It’s also this time of year those areas not exposed to large swells, such as Busselton and Augusta, come into their own.
Busselton of course is famous for its jetty, which is almost two kilometres long and located smack bang in the centre of town.
But on any given day, you’ll spot anglers fishing along its length or the beautiful beach either side of it.
Assuming you’re chasing whiting (and if you’ve ever tasted one, you’ll will be) the local tip seems to be a double hook rig, baited with a prawn on one and a squid tentacle on the other.
Of course, as with all fishing, luck has a lot to do with it, but some anglers also like to stack the odds in their favour by berleying up the water with pre-mixed pellets or breadcrumbs.
Should you find yourself on the jetty in the early hours or dusk, it’s also worth throwing out a squid jig for the perfect accompaniment to a plate of whiting and glass of semi sauvignon blanc.
Again, like whiting, there is a bit of luck involved, but a handy tip is luring the squid closer to the jetty with a baited hook (usually mullet) then casting a squid jig towards it.

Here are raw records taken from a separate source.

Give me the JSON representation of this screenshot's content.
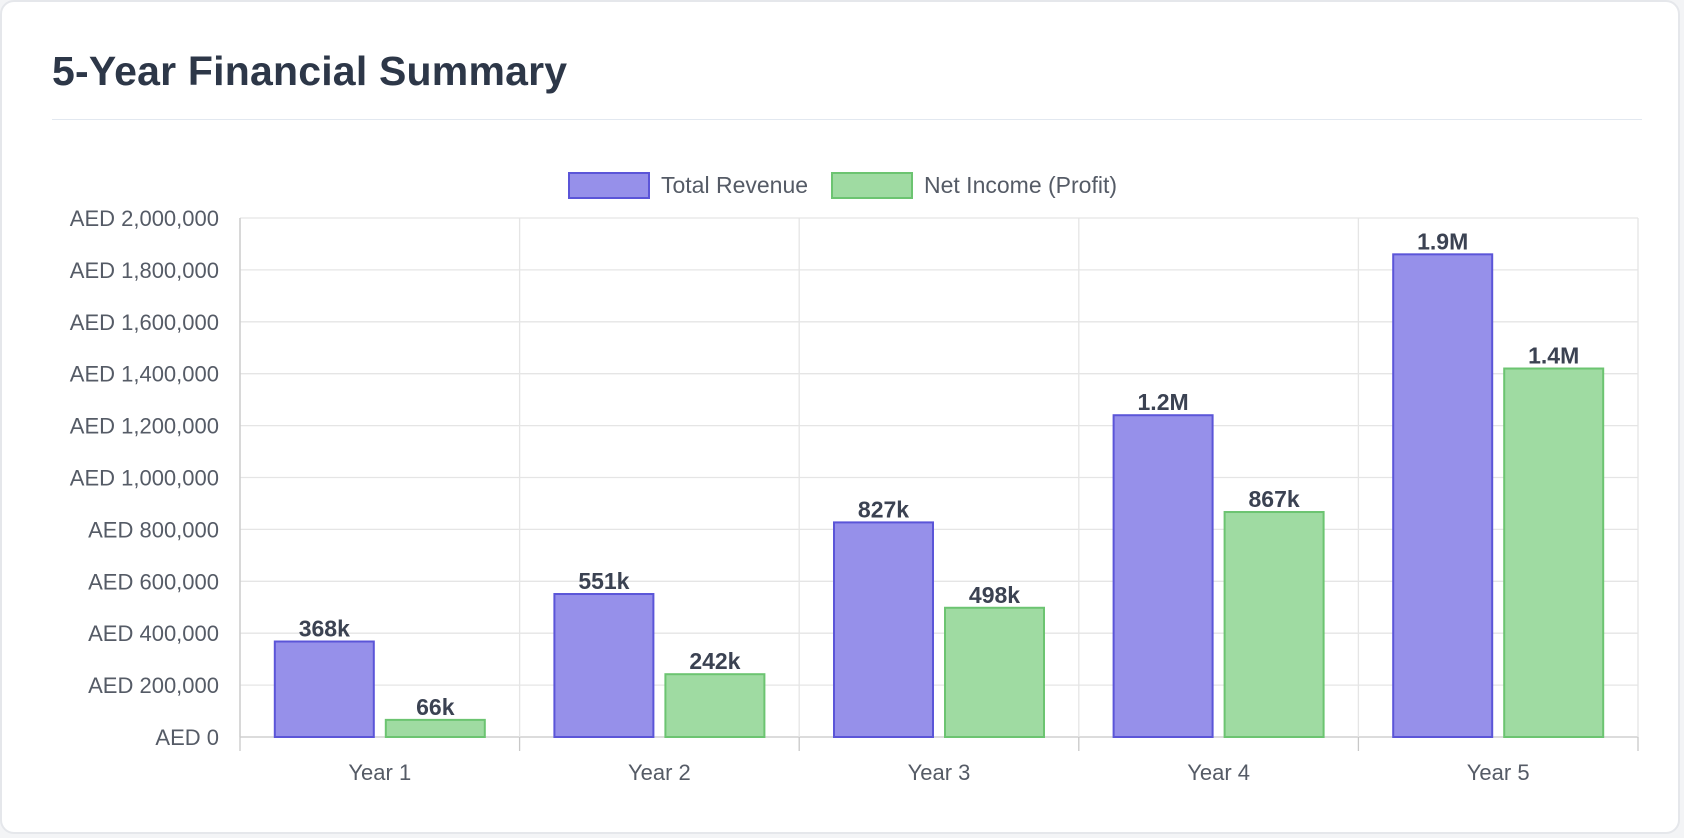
{
  "title": "5-Year Financial Summary",
  "colors": {
    "revenue_fill": "#9690ea",
    "revenue_border": "#5b55d8",
    "income_fill": "#9fdba2",
    "income_border": "#6cc471",
    "grid": "#e5e5e5",
    "axis": "#c8c8c8"
  },
  "chart_data": {
    "type": "bar",
    "categories": [
      "Year 1",
      "Year 2",
      "Year 3",
      "Year 4",
      "Year 5"
    ],
    "series": [
      {
        "name": "Total Revenue",
        "values": [
          368000,
          551000,
          827000,
          1240000,
          1860000
        ],
        "labels": [
          "368k",
          "551k",
          "827k",
          "1.2M",
          "1.9M"
        ]
      },
      {
        "name": "Net Income (Profit)",
        "values": [
          66000,
          242000,
          498000,
          867000,
          1420000
        ],
        "labels": [
          "66k",
          "242k",
          "498k",
          "867k",
          "1.4M"
        ]
      }
    ],
    "ylim": [
      0,
      2000000
    ],
    "yticks": [
      0,
      200000,
      400000,
      600000,
      800000,
      1000000,
      1200000,
      1400000,
      1600000,
      1800000,
      2000000
    ],
    "ytick_labels": [
      "AED 0",
      "AED 200,000",
      "AED 400,000",
      "AED 600,000",
      "AED 800,000",
      "AED 1,000,000",
      "AED 1,200,000",
      "AED 1,400,000",
      "AED 1,600,000",
      "AED 1,800,000",
      "AED 2,000,000"
    ],
    "legend_position": "top-center",
    "grid": true
  }
}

It’s easier still at night, simply shine a bright light towards the water and the squid will swarm towards it.
Once hooked, slowly reel the squid in before scooping it out with a net, taking care to keep its tail directed away from you. Though small they are capable of squirting ink quite a distance, which is always funny to see…assuming it’s not headed in your direction.
Heading out towards Dunsborough are countless other beaches and coves protected from winter’s wrath and it’s simply a matter of picking one to your liking.
Meelup, Castle Rock and Bunker Bay are spectacular spots with ample opportunities to cast a line, sit back and take in the view while waiting for a strike.
Again, whiting, herring and skippy are the predominate species during winter.
Heading down the coast the winter swell comes into play, making beach fishing a bit tricky. Those in the know will strike when the ocean is flat, or make use of two other jetties, one in Gracetown and another at Gnarabup.
Gnarabup also is a great place to target herring, which are prolific in numbers this time of year.
While not as good eating as whiting, herring are a great fish to catch for all ages. They put up a good fight and can easily be found schooling around clumps of seaweed.
There is quite a knack for catching herring but a lot of it has to do with the rig you use. To save time, pre made rigs, specific for herring, can be bought at most petrol stations or tackle stores in the region, but most anglers tend towards using a float and a long shanked hook partially covered with a small piece of red straw.
Soft plastic or spinning lures that mimic baitfish are another alternative. Either way, simply cast out beyond where you think the school is and retrieves at a medium to fast pace then back off for a few seconds before repeating.
But for winter, it’s hard pressed to beat Augusta as the ideal fishing location. The easiest spot to get a good feed is along the Blackwood River as it opens up to the Southern Ocean.
The grassy banks offer up another perfect location to cast a line, sit back and soak it all in. Closer to the ocean are an abundance of herring and beautiful plump whiting (King George and Yellowfin), while further up the river good sized black bream can be caught.
The trick to catching whiting is, oddly enough, good bait. Tend towards locally bought squid, sand or blood worms or river prawns threaded onto a long shank hook.
Most anglers favour a light rod and line with a fairly small sinker to get the bait to the bottom. From there, it’s a matter of waiting for that wonderful feeling of a fish nibbling at the end of the line, giving it a few seconds and giving a measured jerk before bringing the fish to shore.
Most local anglers have a trick or two up their sleeves and are more than happy to share some of them (there’s plenty more of tricks up those sleeves).
Always remember to check your size and bag limits, all information can be found at www.ilovefishing.com.au.